Seeking support is a vital first step in managing mental health challenges, but what if support is hard to come by? According to the Mental Health Commission of Canada, access to mental health services is particularly limited in rural and remote communities. Given the long and demanding days required for many in the farming community, travelling long distances to access therapy or other mental health supports may seem daunting and unrealistic. Even if mental health services are available, there can be long waitlists and those with severe distress may be left without support when they need it most. In addition, everyone has unique preferences when it comes to finding the best support, approach and provider for them. Having more than one or two options can make a difference in increasing a sense of agency and finding the most effective therapy or treatment.
Thankfully, innovations in technology and telehealth options can reduce these barriers to accessing care and support in rural communities. E-mental health has been defined by researchers as “mental health services and information delivered or enhanced through the Internet and related technologies,” and can include interventions like therapy using mobile devices or video conferencing platforms, social media, virtual reality and even gaming. Of course, virtual supports can never fully take the place of in-person interactions, but they are certainly a place to start while waiting for more traditional face-to-face forms of care. Some people may even prefer e-mental health options as they reduce time spent commuting and can be accessed from the comfort of one’s own home.
Below are just a few of the many different types of e-mental health support that you and your loved ones can access remotely:
Breathing Room: This evidence-based digital program and app offers practical strategies to manage stress, depression and anxiety, and is designed for students and young people. The interactive platform uses a combination of music, videos, comedy clips, information from mental health experts, visualization exercises and personal stories from other young people.

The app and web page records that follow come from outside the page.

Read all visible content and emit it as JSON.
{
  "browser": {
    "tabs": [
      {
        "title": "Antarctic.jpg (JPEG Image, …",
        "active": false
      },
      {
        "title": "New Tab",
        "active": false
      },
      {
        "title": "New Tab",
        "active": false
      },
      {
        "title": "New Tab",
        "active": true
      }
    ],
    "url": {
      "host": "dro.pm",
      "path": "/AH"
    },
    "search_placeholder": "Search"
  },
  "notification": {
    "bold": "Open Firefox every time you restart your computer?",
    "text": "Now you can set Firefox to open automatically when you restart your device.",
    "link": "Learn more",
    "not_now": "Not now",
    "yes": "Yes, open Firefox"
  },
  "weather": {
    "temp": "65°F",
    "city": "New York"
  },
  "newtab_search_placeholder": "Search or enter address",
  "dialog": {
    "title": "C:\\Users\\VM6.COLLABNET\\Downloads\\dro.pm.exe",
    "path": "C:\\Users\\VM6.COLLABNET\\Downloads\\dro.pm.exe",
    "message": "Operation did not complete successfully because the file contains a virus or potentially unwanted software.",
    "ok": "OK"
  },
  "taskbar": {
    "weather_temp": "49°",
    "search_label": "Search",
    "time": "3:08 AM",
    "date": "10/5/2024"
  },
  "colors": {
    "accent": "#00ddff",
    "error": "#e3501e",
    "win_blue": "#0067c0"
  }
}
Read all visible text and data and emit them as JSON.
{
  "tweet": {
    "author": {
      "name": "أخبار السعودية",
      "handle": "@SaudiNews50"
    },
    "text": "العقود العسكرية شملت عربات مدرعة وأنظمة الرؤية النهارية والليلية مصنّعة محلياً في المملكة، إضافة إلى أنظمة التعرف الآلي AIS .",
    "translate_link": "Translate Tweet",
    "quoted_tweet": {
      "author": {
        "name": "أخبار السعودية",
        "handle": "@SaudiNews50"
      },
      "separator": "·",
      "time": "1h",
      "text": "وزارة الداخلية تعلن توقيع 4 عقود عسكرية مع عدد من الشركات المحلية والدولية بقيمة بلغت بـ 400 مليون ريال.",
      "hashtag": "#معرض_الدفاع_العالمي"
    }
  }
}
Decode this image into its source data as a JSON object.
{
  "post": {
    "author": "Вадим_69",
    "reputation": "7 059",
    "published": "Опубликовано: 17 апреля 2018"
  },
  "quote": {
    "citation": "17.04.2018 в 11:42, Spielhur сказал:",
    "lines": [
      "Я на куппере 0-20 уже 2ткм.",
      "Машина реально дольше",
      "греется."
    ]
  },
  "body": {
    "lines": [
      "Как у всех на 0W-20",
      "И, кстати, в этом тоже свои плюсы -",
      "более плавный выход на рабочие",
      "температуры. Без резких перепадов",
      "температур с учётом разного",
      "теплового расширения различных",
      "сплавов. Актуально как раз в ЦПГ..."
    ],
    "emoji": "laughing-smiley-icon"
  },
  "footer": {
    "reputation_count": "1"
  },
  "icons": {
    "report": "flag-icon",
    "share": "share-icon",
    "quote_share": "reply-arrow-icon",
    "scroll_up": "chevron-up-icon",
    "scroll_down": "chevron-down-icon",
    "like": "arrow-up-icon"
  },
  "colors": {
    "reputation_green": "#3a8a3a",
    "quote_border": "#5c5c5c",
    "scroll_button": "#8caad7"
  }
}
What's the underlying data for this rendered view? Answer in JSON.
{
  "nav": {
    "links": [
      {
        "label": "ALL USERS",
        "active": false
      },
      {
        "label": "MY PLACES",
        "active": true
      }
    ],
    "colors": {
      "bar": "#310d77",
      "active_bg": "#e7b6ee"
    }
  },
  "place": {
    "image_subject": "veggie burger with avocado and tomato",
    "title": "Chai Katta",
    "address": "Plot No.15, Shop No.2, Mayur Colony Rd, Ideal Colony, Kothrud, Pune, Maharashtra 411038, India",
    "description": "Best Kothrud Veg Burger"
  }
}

Mind Shift: This app uses scientifically proven strategies based on Cognitive Behavioral Therapy (CBT) to help people manage and take charge of their anxiety, and is particularly useful for tackling worry, panic, perfectionism, social anxiety and phobias. The community forum is a new feature that allows people to access peer-to-peer support.
Strongest Families Institute: This non-profit organization provides evidence-based educational mental health programs and support for families, including telephone coaching and support. They offer tailored programs based on a range of topics including parents empowering kids, chasing worries away, defeating anxiety, and addressing adult anxiety and depression.
Electronic Problem-Solving Treatment: This technology was developed for NASA to help astronauts cope with depression in space! Now available for those of us kicking around earth, this personalized and interactive intervention
features a virtual therapist to help people address daily problems, take action and regain a sense of control.
Walk Along: This mental health resource and website is designed for young Canadians to explore their mental health amongst their peers, and offers a mental health chart for tracking mood, sleep and exercise, a virtual locker for storing and sharing resources, art and videos, as well as self-help exercises, lived-experience stories and more.
These e-mental health interventions are just a few of the many digital options you and your family can access to improve your mental health, even if you’re in a remote or rural community with minimal access to mental health services. While digital interventions don’t take the place of face-to-face treatment and counselling, they can complement these services and be a great place to start for improving your mental wellbeing and regaining control over your life and your health.